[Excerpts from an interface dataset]
#####

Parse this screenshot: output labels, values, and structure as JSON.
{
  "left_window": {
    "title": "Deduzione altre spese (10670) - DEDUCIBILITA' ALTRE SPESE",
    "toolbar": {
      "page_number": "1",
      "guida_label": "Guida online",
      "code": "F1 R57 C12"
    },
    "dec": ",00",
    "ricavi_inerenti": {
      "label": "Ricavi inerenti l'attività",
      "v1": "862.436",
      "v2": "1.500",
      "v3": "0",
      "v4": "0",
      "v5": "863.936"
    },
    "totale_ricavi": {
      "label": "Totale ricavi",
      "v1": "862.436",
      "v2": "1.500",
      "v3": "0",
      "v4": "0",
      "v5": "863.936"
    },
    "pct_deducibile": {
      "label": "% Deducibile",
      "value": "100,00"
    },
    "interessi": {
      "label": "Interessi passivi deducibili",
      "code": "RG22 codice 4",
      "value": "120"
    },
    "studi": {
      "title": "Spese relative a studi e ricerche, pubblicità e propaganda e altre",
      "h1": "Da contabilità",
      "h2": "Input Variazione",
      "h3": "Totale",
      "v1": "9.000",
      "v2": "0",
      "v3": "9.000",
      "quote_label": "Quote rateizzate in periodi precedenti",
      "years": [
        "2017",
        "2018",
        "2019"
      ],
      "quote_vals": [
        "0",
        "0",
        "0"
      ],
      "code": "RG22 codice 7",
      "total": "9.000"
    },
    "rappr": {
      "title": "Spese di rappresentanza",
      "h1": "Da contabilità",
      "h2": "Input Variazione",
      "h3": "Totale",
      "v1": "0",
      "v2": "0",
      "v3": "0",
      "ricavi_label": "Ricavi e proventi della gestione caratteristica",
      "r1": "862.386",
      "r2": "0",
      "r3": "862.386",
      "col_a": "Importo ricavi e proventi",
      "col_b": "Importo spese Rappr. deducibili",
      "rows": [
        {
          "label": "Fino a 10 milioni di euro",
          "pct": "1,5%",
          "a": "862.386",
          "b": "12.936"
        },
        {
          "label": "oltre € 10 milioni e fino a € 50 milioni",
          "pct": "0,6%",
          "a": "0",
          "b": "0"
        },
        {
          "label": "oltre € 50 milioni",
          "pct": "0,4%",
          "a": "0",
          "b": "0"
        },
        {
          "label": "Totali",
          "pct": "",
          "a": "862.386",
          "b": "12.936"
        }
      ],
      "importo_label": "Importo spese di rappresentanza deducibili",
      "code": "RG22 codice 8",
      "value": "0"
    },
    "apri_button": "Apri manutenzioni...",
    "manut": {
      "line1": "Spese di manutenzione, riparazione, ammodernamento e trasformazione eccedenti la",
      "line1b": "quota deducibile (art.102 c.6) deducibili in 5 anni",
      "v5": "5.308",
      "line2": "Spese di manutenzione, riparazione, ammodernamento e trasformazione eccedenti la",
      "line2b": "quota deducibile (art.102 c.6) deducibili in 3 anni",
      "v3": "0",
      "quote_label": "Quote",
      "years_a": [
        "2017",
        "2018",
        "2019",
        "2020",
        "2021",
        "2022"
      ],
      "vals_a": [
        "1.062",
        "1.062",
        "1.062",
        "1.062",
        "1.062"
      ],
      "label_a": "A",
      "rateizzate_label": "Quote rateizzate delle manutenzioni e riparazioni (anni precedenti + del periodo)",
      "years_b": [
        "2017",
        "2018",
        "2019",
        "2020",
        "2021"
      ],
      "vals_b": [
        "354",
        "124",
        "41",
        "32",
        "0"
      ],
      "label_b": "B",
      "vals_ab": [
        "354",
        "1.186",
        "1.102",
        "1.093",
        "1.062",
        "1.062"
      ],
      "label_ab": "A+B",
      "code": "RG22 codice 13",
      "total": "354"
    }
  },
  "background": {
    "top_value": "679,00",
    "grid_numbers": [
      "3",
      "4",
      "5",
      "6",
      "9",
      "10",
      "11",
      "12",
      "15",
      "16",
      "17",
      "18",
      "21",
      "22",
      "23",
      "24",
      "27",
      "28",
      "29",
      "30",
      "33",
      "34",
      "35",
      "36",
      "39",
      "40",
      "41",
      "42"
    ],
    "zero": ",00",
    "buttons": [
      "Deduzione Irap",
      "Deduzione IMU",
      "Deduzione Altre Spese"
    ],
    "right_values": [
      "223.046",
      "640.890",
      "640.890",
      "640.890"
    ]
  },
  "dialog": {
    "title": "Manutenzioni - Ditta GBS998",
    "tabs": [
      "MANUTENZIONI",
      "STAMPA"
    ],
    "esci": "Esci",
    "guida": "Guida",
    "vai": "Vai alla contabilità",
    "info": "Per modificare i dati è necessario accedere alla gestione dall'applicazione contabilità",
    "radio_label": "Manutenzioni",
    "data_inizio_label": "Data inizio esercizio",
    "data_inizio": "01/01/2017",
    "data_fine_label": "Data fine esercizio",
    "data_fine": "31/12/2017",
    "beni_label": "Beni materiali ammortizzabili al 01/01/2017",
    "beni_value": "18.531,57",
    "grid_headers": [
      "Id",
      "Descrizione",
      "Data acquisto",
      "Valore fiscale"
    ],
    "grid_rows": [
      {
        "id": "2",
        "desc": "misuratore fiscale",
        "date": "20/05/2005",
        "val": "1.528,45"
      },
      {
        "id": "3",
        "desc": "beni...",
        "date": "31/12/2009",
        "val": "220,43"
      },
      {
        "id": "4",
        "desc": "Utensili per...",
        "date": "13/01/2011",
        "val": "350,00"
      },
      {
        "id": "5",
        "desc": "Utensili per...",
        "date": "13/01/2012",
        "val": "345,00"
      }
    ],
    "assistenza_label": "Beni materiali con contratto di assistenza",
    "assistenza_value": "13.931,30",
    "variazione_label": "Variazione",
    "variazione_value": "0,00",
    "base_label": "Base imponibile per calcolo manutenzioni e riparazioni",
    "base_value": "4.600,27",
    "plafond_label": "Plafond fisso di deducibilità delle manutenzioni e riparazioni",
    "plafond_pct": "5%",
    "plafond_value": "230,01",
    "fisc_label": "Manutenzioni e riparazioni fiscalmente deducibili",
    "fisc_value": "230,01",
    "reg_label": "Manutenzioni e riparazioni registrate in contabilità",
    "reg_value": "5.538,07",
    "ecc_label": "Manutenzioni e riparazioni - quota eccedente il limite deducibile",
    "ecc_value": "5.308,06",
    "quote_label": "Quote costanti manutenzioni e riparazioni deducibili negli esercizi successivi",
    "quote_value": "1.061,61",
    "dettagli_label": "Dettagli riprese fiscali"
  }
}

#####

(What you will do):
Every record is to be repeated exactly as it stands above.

(Answer space):
Parse this screenshot: output labels, values, and structure as JSON.
{
  "left_window": {
    "title": "Deduzione altre spese (10670) - DEDUCIBILITA' ALTRE SPESE",
    "toolbar": {
      "page_number": "1",
      "guida_label": "Guida online",
      "code": "F1 R57 C12"
    },
    "dec": ",00",
    "ricavi_inerenti": {
      "label": "Ricavi inerenti l'attività",
      "v1": "862.436",
      "v2": "1.500",
      "v3": "0",
      "v4": "0",
      "v5": "863.936"
    },
    "totale_ricavi": {
      "label": "Totale ricavi",
      "v1": "862.436",
      "v2": "1.500",
      "v3": "0",
      "v4": "0",
      "v5": "863.936"
    },
    "pct_deducibile": {
      "label": "% Deducibile",
      "value": "100,00"
    },
    "interessi": {
      "label": "Interessi passivi deducibili",
      "code": "RG22 codice 4",
      "value": "120"
    },
    "studi": {
      "title": "Spese relative a studi e ricerche, pubblicità e propaganda e altre",
      "h1": "Da contabilità",
      "h2": "Input Variazione",
      "h3": "Totale",
      "v1": "9.000",
      "v2": "0",
      "v3": "9.000",
      "quote_label": "Quote rateizzate in periodi precedenti",
      "years": [
        "2017",
        "2018",
        "2019"
      ],
      "quote_vals": [
        "0",
        "0",
        "0"
      ],
      "code": "RG22 codice 7",
      "total": "9.000"
    },
    "rappr": {
      "title": "Spese di rappresentanza",
      "h1": "Da contabilità",
      "h2": "Input Variazione",
      "h3": "Totale",
      "v1": "0",
      "v2": "0",
      "v3": "0",
      "ricavi_label": "Ricavi e proventi della gestione caratteristica",
      "r1": "862.386",
      "r2": "0",
      "r3": "862.386",
      "col_a": "Importo ricavi e proventi",
      "col_b": "Importo spese Rappr. deducibili",
      "rows": [
        {
          "label": "Fino a 10 milioni di euro",
          "pct": "1,5%",
          "a": "862.386",
          "b": "12.936"
        },
        {
          "label": "oltre € 10 milioni e fino a € 50 milioni",
          "pct": "0,6%",
          "a": "0",
          "b": "0"
        },
        {
          "label": "oltre € 50 milioni",
          "pct": "0,4%",
          "a": "0",
          "b": "0"
        },
        {
          "label": "Totali",
          "pct": "",
          "a": "862.386",
          "b": "12.936"
        }
      ],
      "importo_label": "Importo spese di rappresentanza deducibili",
      "code": "RG22 codice 8",
      "value": "0"
    },
    "apri_button": "Apri manutenzioni...",
    "manut": {
      "line1": "Spese di manutenzione, riparazione, ammodernamento e trasformazione eccedenti la",
      "line1b": "quota deducibile (art.102 c.6) deducibili in 5 anni",
      "v5": "5.308",
      "line2": "Spese di manutenzione, riparazione, ammodernamento e trasformazione eccedenti la",
      "line2b": "quota deducibile (art.102 c.6) deducibili in 3 anni",
      "v3": "0",
      "quote_label": "Quote",
      "years_a": [
        "2017",
        "2018",
        "2019",
        "2020",
        "2021",
        "2022"
      ],
      "vals_a": [
        "1.062",
        "1.062",
        "1.062",
        "1.062",
        "1.062"
      ],
      "label_a": "A",
      "rateizzate_label": "Quote rateizzate delle manutenzioni e riparazioni (anni precedenti + del periodo)",
      "years_b": [
        "2017",
        "2018",
        "2019",
        "2020",
        "2021"
      ],
      "vals_b": [
        "354",
        "124",
        "41",
        "32",
        "0"
      ],
      "label_b": "B",
      "vals_ab": [
        "354",
        "1.186",
        "1.102",
        "1.093",
        "1.062",
        "1.062"
      ],
      "label_ab": "A+B",
      "code": "RG22 codice 13",
      "total": "354"
    }
  },
  "background": {
    "top_value": "679,00",
    "grid_numbers": [
      "3",
      "4",
      "5",
      "6",
      "9",
      "10",
      "11",
      "12",
      "15",
      "16",
      "17",
      "18",
      "21",
      "22",
      "23",
      "24",
      "27",
      "28",
      "29",
      "30",
      "33",
      "34",
      "35",
      "36",
      "39",
      "40",
      "41",
      "42"
    ],
    "zero": ",00",
    "buttons": [
      "Deduzione Irap",
      "Deduzione IMU",
      "Deduzione Altre Spese"
    ],
    "right_values": [
      "223.046",
      "640.890",
      "640.890",
      "640.890"
    ]
  },
  "dialog": {
    "title": "Manutenzioni - Ditta GBS998",
    "tabs": [
      "MANUTENZIONI",
      "STAMPA"
    ],
    "esci": "Esci",
    "guida": "Guida",
    "vai": "Vai alla contabilità",
    "info": "Per modificare i dati è necessario accedere alla gestione dall'applicazione contabilità",
    "radio_label": "Manutenzioni",
    "data_inizio_label": "Data inizio esercizio",
    "data_inizio": "01/01/2017",
    "data_fine_label": "Data fine esercizio",
    "data_fine": "31/12/2017",
    "beni_label": "Beni materiali ammortizzabili al 01/01/2017",
    "beni_value": "18.531,57",
    "grid_headers": [
      "Id",
      "Descrizione",
      "Data acquisto",
      "Valore fiscale"
    ],
    "grid_rows": [
      {
        "id": "2",
        "desc": "misuratore fiscale",
        "date": "20/05/2005",
        "val": "1.528,45"
      },
      {
        "id": "3",
        "desc": "beni...",
        "date": "31/12/2009",
        "val": "220,43"
      },
      {
        "id": "4",
        "desc": "Utensili per...",
        "date": "13/01/2011",
        "val": "350,00"
      },
      {
        "id": "5",
        "desc": "Utensili per...",
        "date": "13/01/2012",
        "val": "345,00"
      }
    ],
    "assistenza_label": "Beni materiali con contratto di assistenza",
    "assistenza_value": "13.931,30",
    "variazione_label": "Variazione",
    "variazione_value": "0,00",
    "base_label": "Base imponibile per calcolo manutenzioni e riparazioni",
    "base_value": "4.600,27",
    "plafond_label": "Plafond fisso di deducibilità delle manutenzioni e riparazioni",
    "plafond_pct": "5%",
    "plafond_value": "230,01",
    "fisc_label": "Manutenzioni e riparazioni fiscalmente deducibili",
    "fisc_value": "230,01",
    "reg_label": "Manutenzioni e riparazioni registrate in contabilità",
    "reg_value": "5.538,07",
    "ecc_label": "Manutenzioni e riparazioni - quota eccedente il limite deducibile",
    "ecc_value": "5.308,06",
    "quote_label": "Quote costanti manutenzioni e riparazioni deducibili negli esercizi successivi",
    "quote_value": "1.061,61",
    "dettagli_label": "Dettagli riprese fiscali"
  }
}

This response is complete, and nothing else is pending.